Now fast forward about fifteen hours or so.  The phone rings in the Kemp house, and guess who was on the other end of the line?  You know already.  It was the Philadelphia Eagles, and they needed a quarterback.  And so Jeff and his family moved to Philadelphia, and Jeff said that it was amazing how God worked out the details.  They had a special needs child and Jeff said that they found a house within minutes of the only school equipped to teach him within hundreds of miles.  Jeff was knocked out in a game, and they saw God not allow him to be seriously injured.  But let me ask you, do you not think that there were some elementary school kids in Seattle that would tell you they knew that God was real, and that God answered prayer?  And do you not think that Jeff Kemp and his wife were not strengthened in their faith when God answered the prayer of their six year old?  Beloved, God’s call upon your life not only stretches you, but when you obey it will strengthen you.  And it will give you joy like no other joy this side of Heaven!  Because you know that you’ve obeyed God.  He is pleased with you, and He has supernaturally intervened to show you His approval.

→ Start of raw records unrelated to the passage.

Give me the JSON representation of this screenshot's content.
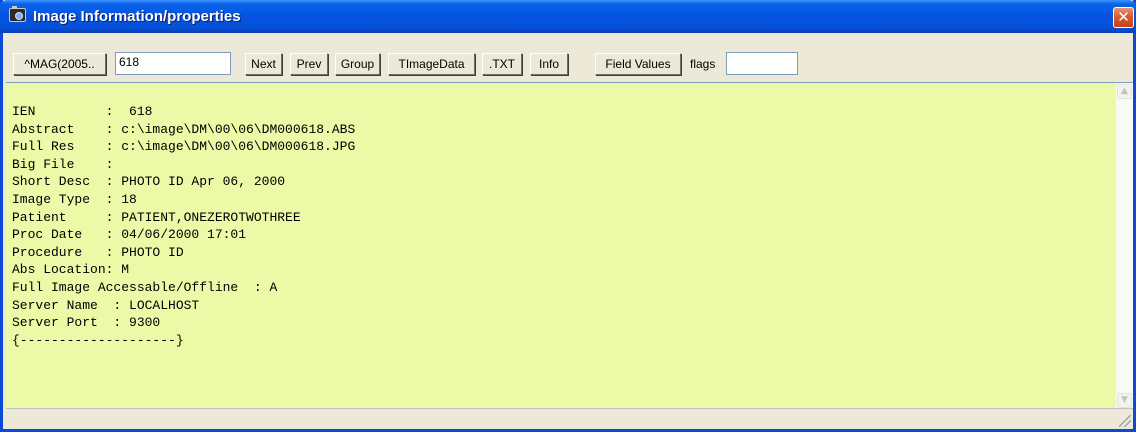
{
  "window": {
    "title": "Image Information/properties",
    "close_glyph": "✕"
  },
  "toolbar": {
    "mag_button": "^MAG(2005..",
    "ien_value": "618",
    "next_button": "Next",
    "prev_button": "Prev",
    "group_button": "Group",
    "timagedata_button": "TImageData",
    "txt_button": ".TXT",
    "info_button": "Info",
    "field_values_button": "Field Values",
    "flags_label": "flags",
    "flags_value": ""
  },
  "memo": {
    "background_color": "#ecfaa7",
    "lines": [
      "IEN         :  618",
      "Abstract    : c:\\image\\DM\\00\\06\\DM000618.ABS",
      "Full Res    : c:\\image\\DM\\00\\06\\DM000618.JPG",
      "Big File    :",
      "Short Desc  : PHOTO ID Apr 06, 2000",
      "Image Type  : 18",
      "Patient     : PATIENT,ONEZEROTWOTHREE",
      "Proc Date   : 04/06/2000 17:01",
      "Procedure   : PHOTO ID",
      "Abs Location: M",
      "Full Image Accessable/Offline  : A",
      "Server Name  : LOCALHOST",
      "Server Port  : 9300",
      "{--------------------}"
    ]
  },
  "scrollbar": {
    "up_glyph": "▲",
    "down_glyph": "▼"
  },
  "icons": {
    "title_icon": "camera-icon",
    "close_icon": "close-icon",
    "resize_icon": "resize-grip-icon"
  }
}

So we’ve seen what happens when we obey God’s call.  God will sanctify us, He will stretch us, and He will strengthen us.  But before we close we need to see the other side of the coin.  What happens when we refuse to obey God’s call?  Look at verse 2 again.  Jonah fled from the presence of God.  Now, of course, Jonah was never literally away from God’s presence.  David wrote, “If I ascend into Heaven, You are there.  If I make my bed in Hell, behold you are there” (Psalm 139:8).  We can never escape God’s presence.  But, beloved, we can surely escape God’s protection!  We can surely escape God’s peace.  And what an awful, dreadful, place to be!   What a place of misery!  There is a word that appears in verse 2 and again in verse 5 and again in chapter 2 that says it all.  Look again at verse 2.  Jonah went down to Joppa, and then he went down into the ship.  And then after he went down into the ship he further went down into the lowest part of the ship.  Now look at 2:6 “I went down to the moorings of the mountains…”, which means Jonah went into the depths of the ocean.

Beloved, that’s what happens when you run from God’s call.  There is only one path away from God, and it is down!   Down to dishonoring the name of Jesus.  Down to the disciplining rod of God.  Down, down, down!

As we close I ask you, what is the call of God on your life today?  Is it the call of salvation?     Is it the call to get out of the comfort zone in which you are so happily snuggled?  To be willing for God to do something unusual in your life?